[Start of section]

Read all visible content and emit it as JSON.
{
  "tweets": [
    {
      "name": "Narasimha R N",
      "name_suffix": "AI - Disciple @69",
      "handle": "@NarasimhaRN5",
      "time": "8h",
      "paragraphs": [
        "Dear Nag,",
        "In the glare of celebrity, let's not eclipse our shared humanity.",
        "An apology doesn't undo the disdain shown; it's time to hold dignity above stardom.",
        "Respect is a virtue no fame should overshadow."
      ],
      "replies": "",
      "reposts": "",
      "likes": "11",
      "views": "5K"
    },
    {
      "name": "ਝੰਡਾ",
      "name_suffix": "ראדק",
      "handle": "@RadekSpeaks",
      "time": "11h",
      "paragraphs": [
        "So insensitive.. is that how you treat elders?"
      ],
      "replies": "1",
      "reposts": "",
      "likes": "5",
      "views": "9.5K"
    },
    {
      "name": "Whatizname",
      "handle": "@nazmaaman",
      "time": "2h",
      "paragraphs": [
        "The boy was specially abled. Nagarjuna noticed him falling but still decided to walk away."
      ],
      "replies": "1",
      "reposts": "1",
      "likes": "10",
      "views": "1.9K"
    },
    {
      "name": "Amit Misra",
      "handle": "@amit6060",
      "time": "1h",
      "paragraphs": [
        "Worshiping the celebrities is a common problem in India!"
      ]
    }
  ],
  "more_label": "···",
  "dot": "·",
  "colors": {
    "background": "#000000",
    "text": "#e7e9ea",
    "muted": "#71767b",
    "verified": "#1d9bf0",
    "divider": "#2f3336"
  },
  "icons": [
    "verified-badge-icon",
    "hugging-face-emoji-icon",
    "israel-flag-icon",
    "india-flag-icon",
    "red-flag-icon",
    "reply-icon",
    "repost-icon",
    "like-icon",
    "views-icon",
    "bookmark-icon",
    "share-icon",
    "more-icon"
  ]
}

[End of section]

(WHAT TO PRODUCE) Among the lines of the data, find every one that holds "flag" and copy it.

(EXPECTED ANSWER)
    "israel-flag-icon",
    "india-flag-icon",
    "red-flag-icon",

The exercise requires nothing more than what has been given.